Creating good vibes with your new roommate

blog-creating-good-vibes-roommate.jpgYour residence community and routine is changing every day in response to COVID-19—and you might be seeing your roommate a little more often. Times are uncertain and challenging but your home should be where you can always unwind and relax.

Building a positive relationship with your roommate is important, whether you want a new BFF or just someone who won’t eat your leftovers.

If your roommate situation is just short-term or for the long haul, you’ll find yourself happier and healthier if your roommates are happy and healthy, too. Check out our 5 favourite tips and tricks for getting off on the right foot!

1. Treat your roommate how they want to be treated

Everyone wants to be treated with respect—but always check your assumptions at the front door before meeting your roommate. Ask them what they expect from living in a shared space. Will you share pots and pans? What about groceries? Are they a night owl or an early bird?

You might be fine with your roommate inviting friends over, but that doesn’t mean they are automatically cool with your squad kicking around. Don’t make assumptions or rely on common sense and talk out expectations and boundaries from the start.

2. Fill out your roommate agreement

Talking about your boundaries and needs can be awkward. After all, who wants to feel like they are making all the rules or being perceived as high-maintenance? Roommate agreements are a great way to get the conversation started and help navigate challenging topics from cleaning to sharing essentials.

Will you share dish soap with one another? What are expectations for keeping common areas clean? These are the types of discussions the roommate agreement can help you with. You can find roommate agreements by scrolling down to your building on the Current residents webpage.

3. Clean up after yourself

The two most common causes of roommate conflicts are noise and cleanliness, and cleaning can mean so many different things to different people. Keeping your residence unit clean is so important right now—it reduces exposure to potential illness and keeps everyone healthy and limits the risk of pests.

Your roommate agreement can help you determine your expectations around cleanliness, but cleaning is an ongoing commitment. Thinking about whether your expectations will change when you’re busy and how often you want to do dishes or take out garbage can help ensure that both you and your roommate aren’t stressed out by life in a chaotic environment.

4. Talk it out at the first signs of conflict
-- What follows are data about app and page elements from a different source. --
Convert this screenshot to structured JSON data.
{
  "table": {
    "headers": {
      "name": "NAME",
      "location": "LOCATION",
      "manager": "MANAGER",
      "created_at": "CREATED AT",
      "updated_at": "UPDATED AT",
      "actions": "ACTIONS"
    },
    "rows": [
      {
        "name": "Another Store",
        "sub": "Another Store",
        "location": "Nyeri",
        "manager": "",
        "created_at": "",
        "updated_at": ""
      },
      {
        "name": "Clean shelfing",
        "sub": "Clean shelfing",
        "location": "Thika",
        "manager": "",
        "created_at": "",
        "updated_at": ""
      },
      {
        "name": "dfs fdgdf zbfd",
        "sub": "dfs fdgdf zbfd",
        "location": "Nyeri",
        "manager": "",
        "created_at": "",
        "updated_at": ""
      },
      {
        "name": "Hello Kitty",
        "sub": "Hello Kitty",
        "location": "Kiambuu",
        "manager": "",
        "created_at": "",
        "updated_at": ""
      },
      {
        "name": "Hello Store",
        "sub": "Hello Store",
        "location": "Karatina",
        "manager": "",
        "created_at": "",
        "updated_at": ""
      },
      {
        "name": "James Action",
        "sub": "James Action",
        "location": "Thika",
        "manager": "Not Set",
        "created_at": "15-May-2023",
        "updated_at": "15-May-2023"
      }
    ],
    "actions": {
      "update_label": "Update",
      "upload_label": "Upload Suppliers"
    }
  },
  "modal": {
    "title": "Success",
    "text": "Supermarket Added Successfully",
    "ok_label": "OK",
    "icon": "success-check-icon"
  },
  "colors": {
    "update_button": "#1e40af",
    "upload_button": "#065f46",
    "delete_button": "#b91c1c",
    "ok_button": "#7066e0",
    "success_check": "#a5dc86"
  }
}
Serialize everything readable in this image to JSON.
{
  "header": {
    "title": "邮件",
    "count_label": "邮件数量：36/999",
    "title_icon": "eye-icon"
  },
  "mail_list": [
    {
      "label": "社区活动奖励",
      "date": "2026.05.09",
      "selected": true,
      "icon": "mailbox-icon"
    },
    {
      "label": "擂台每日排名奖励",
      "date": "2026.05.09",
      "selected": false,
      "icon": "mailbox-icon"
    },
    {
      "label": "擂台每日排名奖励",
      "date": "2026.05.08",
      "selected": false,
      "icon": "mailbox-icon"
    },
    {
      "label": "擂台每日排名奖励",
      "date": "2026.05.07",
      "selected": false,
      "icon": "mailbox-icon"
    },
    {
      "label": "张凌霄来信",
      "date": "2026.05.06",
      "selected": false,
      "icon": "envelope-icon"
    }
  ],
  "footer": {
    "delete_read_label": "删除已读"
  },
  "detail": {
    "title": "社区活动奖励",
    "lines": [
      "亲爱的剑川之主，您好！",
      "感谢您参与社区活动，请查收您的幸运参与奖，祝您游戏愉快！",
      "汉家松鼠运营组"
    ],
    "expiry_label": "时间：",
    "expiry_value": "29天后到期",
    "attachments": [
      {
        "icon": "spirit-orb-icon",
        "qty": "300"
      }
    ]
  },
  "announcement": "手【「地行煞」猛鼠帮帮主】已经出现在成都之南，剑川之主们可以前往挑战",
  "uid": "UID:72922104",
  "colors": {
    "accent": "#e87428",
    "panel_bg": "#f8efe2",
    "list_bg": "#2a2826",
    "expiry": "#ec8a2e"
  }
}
No matter how good our intentions, we are bound to bump heads every once in a while. It happens! You won’t see eye to eye on everything, so talk concerns out with your roommates when they arise.

It can also be uncomfortable bringing up your concerns but it’s always better than waiting for them to pile up. Discuss your issues while they’re small—and it’ll prevent bigger conflicts down the road. Here are some tips:

  • Refer back to your roommate agreement
    Is there anything that needs to be changed or updated? Consider reviewing it a month or so into living together to see how things are going.
  • Talk to Res Life staff
    Your Resident Assistants (RAs) and Residence Coordinators (RCs) are available to help coach and support you through roommate conflicts. Reach out to to be connected to support.
  • Check out campus resources
    One example is the Peer Support Centre which helps you roleplay and practice difficult conversations. It also features advice from peers who can relate to your experiences.

5. Offer (and ask for) support

You and your roommate will see one another on good days, bad days and everything in between—so don’t be afraid to tell your roommate what you need! Do you need someone to talk to? Need time alone? If you don’t articulate it, your roommate will never know.

We can all use a little help sometimes, especially during times of crisis. Kindness goes a long way so remember. When your roommate gives you what you need, remember to return the favour and offer patience and compassion.